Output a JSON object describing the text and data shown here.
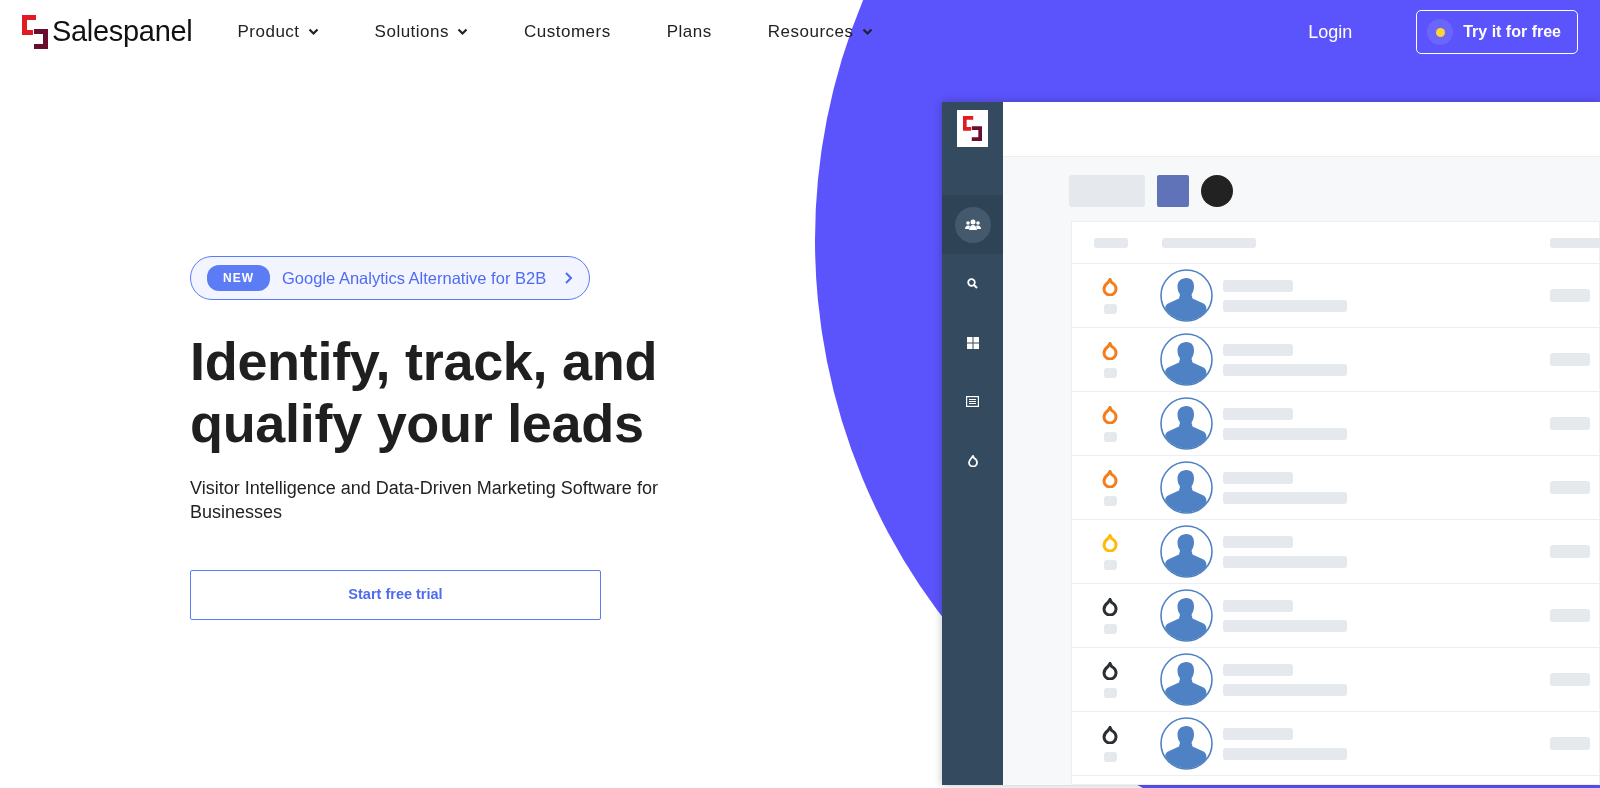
{
  "brand": {
    "name": "Salespanel"
  },
  "nav": [
    {
      "label": "Product",
      "dropdown": true
    },
    {
      "label": "Solutions",
      "dropdown": true
    },
    {
      "label": "Customers",
      "dropdown": false
    },
    {
      "label": "Plans",
      "dropdown": false
    },
    {
      "label": "Resources",
      "dropdown": true
    }
  ],
  "login": "Login",
  "try_button": "Try it for free",
  "hero": {
    "badge": "NEW",
    "announcement": "Google Analytics Alternative for B2B",
    "headline_lines": [
      "Identify, track, and",
      "qualify your leads"
    ],
    "subtitle": "Visitor Intelligence and Data-Driven Marketing Software for Businesses",
    "cta": "Start free trial"
  },
  "mockup": {
    "sidebar_items": [
      {
        "selected": true
      },
      {
        "selected": false
      },
      {
        "selected": false
      },
      {
        "selected": false
      },
      {
        "selected": false
      }
    ],
    "rows": [
      {
        "color": "#f07f1e"
      },
      {
        "color": "#f07f1e"
      },
      {
        "color": "#f07f1e"
      },
      {
        "color": "#f07f1e"
      },
      {
        "color": "#fbbc0a"
      },
      {
        "color": "#2b2f33"
      },
      {
        "color": "#2b2f33"
      },
      {
        "color": "#2b2f33"
      }
    ]
  }
}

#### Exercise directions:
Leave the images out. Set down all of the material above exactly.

#### Answer box:
Output a JSON object describing the text and data shown here.
{
  "brand": {
    "name": "Salespanel"
  },
  "nav": [
    {
      "label": "Product",
      "dropdown": true
    },
    {
      "label": "Solutions",
      "dropdown": true
    },
    {
      "label": "Customers",
      "dropdown": false
    },
    {
      "label": "Plans",
      "dropdown": false
    },
    {
      "label": "Resources",
      "dropdown": true
    }
  ],
  "login": "Login",
  "try_button": "Try it for free",
  "hero": {
    "badge": "NEW",
    "announcement": "Google Analytics Alternative for B2B",
    "headline_lines": [
      "Identify, track, and",
      "qualify your leads"
    ],
    "subtitle": "Visitor Intelligence and Data-Driven Marketing Software for Businesses",
    "cta": "Start free trial"
  },
  "mockup": {
    "sidebar_items": [
      {
        "selected": true
      },
      {
        "selected": false
      },
      {
        "selected": false
      },
      {
        "selected": false
      },
      {
        "selected": false
      }
    ],
    "rows": [
      {
        "color": "#f07f1e"
      },
      {
        "color": "#f07f1e"
      },
      {
        "color": "#f07f1e"
      },
      {
        "color": "#f07f1e"
      },
      {
        "color": "#fbbc0a"
      },
      {
        "color": "#2b2f33"
      },
      {
        "color": "#2b2f33"
      },
      {
        "color": "#2b2f33"
      }
    ]
  }
}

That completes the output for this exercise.